▶ Assignment
Identify all lines of the data containing the string "currentAngle" and copy them.
--
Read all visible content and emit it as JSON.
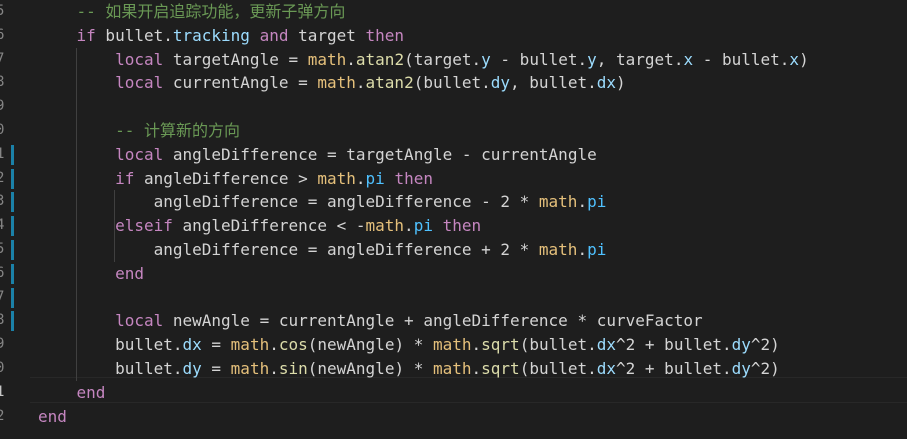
{
  "editor": {
    "line_numbers": [
      "5",
      "6",
      "7",
      "8",
      "9",
      "0",
      "1",
      "2",
      "3",
      "4",
      "5",
      "6",
      "7",
      "8",
      "9",
      "0",
      "1",
      "2"
    ],
    "active_line_number": "1",
    "lines": [
      [
        {
          "t": "    "
        },
        {
          "c": "com",
          "t": "-- 如果开启追踪功能，更新子弹方向"
        }
      ],
      [
        {
          "t": "    "
        },
        {
          "c": "kw",
          "t": "if"
        },
        {
          "t": " bullet."
        },
        {
          "c": "prop",
          "t": "tracking"
        },
        {
          "t": " "
        },
        {
          "c": "kw",
          "t": "and"
        },
        {
          "t": " target "
        },
        {
          "c": "kw",
          "t": "then"
        }
      ],
      [
        {
          "t": "        "
        },
        {
          "c": "kw",
          "t": "local"
        },
        {
          "t": " targetAngle = "
        },
        {
          "c": "mathlib",
          "t": "math"
        },
        {
          "t": "."
        },
        {
          "c": "fn",
          "t": "atan2"
        },
        {
          "t": "(target."
        },
        {
          "c": "prop",
          "t": "y"
        },
        {
          "t": " - bullet."
        },
        {
          "c": "prop",
          "t": "y"
        },
        {
          "t": ", target."
        },
        {
          "c": "prop",
          "t": "x"
        },
        {
          "t": " - bullet."
        },
        {
          "c": "prop",
          "t": "x"
        },
        {
          "t": ")"
        }
      ],
      [
        {
          "t": "        "
        },
        {
          "c": "kw",
          "t": "local"
        },
        {
          "t": " currentAngle = "
        },
        {
          "c": "mathlib",
          "t": "math"
        },
        {
          "t": "."
        },
        {
          "c": "fn",
          "t": "atan2"
        },
        {
          "t": "(bullet."
        },
        {
          "c": "prop",
          "t": "dy"
        },
        {
          "t": ", bullet."
        },
        {
          "c": "prop",
          "t": "dx"
        },
        {
          "t": ")"
        }
      ],
      [],
      [
        {
          "t": "        "
        },
        {
          "c": "com",
          "t": "-- 计算新的方向"
        }
      ],
      [
        {
          "t": "        "
        },
        {
          "c": "kw",
          "t": "local"
        },
        {
          "t": " angleDifference = targetAngle - currentAngle"
        }
      ],
      [
        {
          "t": "        "
        },
        {
          "c": "kw",
          "t": "if"
        },
        {
          "t": " angleDifference > "
        },
        {
          "c": "mathlib",
          "t": "math"
        },
        {
          "t": "."
        },
        {
          "c": "const",
          "t": "pi"
        },
        {
          "t": " "
        },
        {
          "c": "kw",
          "t": "then"
        }
      ],
      [
        {
          "t": "            angleDifference = angleDifference - 2 * "
        },
        {
          "c": "mathlib",
          "t": "math"
        },
        {
          "t": "."
        },
        {
          "c": "const",
          "t": "pi"
        }
      ],
      [
        {
          "t": "        "
        },
        {
          "c": "kw",
          "t": "elseif"
        },
        {
          "t": " angleDifference < -"
        },
        {
          "c": "mathlib",
          "t": "math"
        },
        {
          "t": "."
        },
        {
          "c": "const",
          "t": "pi"
        },
        {
          "t": " "
        },
        {
          "c": "kw",
          "t": "then"
        }
      ],
      [
        {
          "t": "            angleDifference = angleDifference + 2 * "
        },
        {
          "c": "mathlib",
          "t": "math"
        },
        {
          "t": "."
        },
        {
          "c": "const",
          "t": "pi"
        }
      ],
      [
        {
          "t": "        "
        },
        {
          "c": "kw",
          "t": "end"
        }
      ],
      [],
      [
        {
          "t": "        "
        },
        {
          "c": "kw",
          "t": "local"
        },
        {
          "t": " newAngle = currentAngle + angleDifference * curveFactor"
        }
      ],
      [
        {
          "t": "        bullet."
        },
        {
          "c": "prop",
          "t": "dx"
        },
        {
          "t": " = "
        },
        {
          "c": "mathlib",
          "t": "math"
        },
        {
          "t": "."
        },
        {
          "c": "fn",
          "t": "cos"
        },
        {
          "t": "(newAngle) * "
        },
        {
          "c": "mathlib",
          "t": "math"
        },
        {
          "t": "."
        },
        {
          "c": "fn",
          "t": "sqrt"
        },
        {
          "t": "(bullet."
        },
        {
          "c": "prop",
          "t": "dx"
        },
        {
          "t": "^2 + bullet."
        },
        {
          "c": "prop",
          "t": "dy"
        },
        {
          "t": "^2)"
        }
      ],
      [
        {
          "t": "        bullet."
        },
        {
          "c": "prop",
          "t": "dy"
        },
        {
          "t": " = "
        },
        {
          "c": "mathlib",
          "t": "math"
        },
        {
          "t": "."
        },
        {
          "c": "fn",
          "t": "sin"
        },
        {
          "t": "(newAngle) * "
        },
        {
          "c": "mathlib",
          "t": "math"
        },
        {
          "t": "."
        },
        {
          "c": "fn",
          "t": "sqrt"
        },
        {
          "t": "(bullet."
        },
        {
          "c": "prop",
          "t": "dx"
        },
        {
          "t": "^2 + bullet."
        },
        {
          "c": "prop",
          "t": "dy"
        },
        {
          "t": "^2)"
        }
      ],
      [
        {
          "t": "    "
        },
        {
          "c": "kw",
          "t": "end"
        }
      ],
      [
        {
          "c": "kw",
          "t": "end"
        }
      ]
    ]
  },
  "colors": {
    "background": "#1e1e1e",
    "comment": "#6a9955",
    "keyword": "#c586c0",
    "default": "#d4d4d4",
    "property": "#9cdcfe",
    "function": "#dcdcaa",
    "math_lib": "#e5c07b",
    "constant": "#4fc1ff",
    "modified_gutter": "#1b81a8"
  }
}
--
▶ Written solution
          "t": " currentAngle = "
          "t": " angleDifference = targetAngle - currentAngle"
          "t": " newAngle = currentAngle + angleDifference * curveFactor"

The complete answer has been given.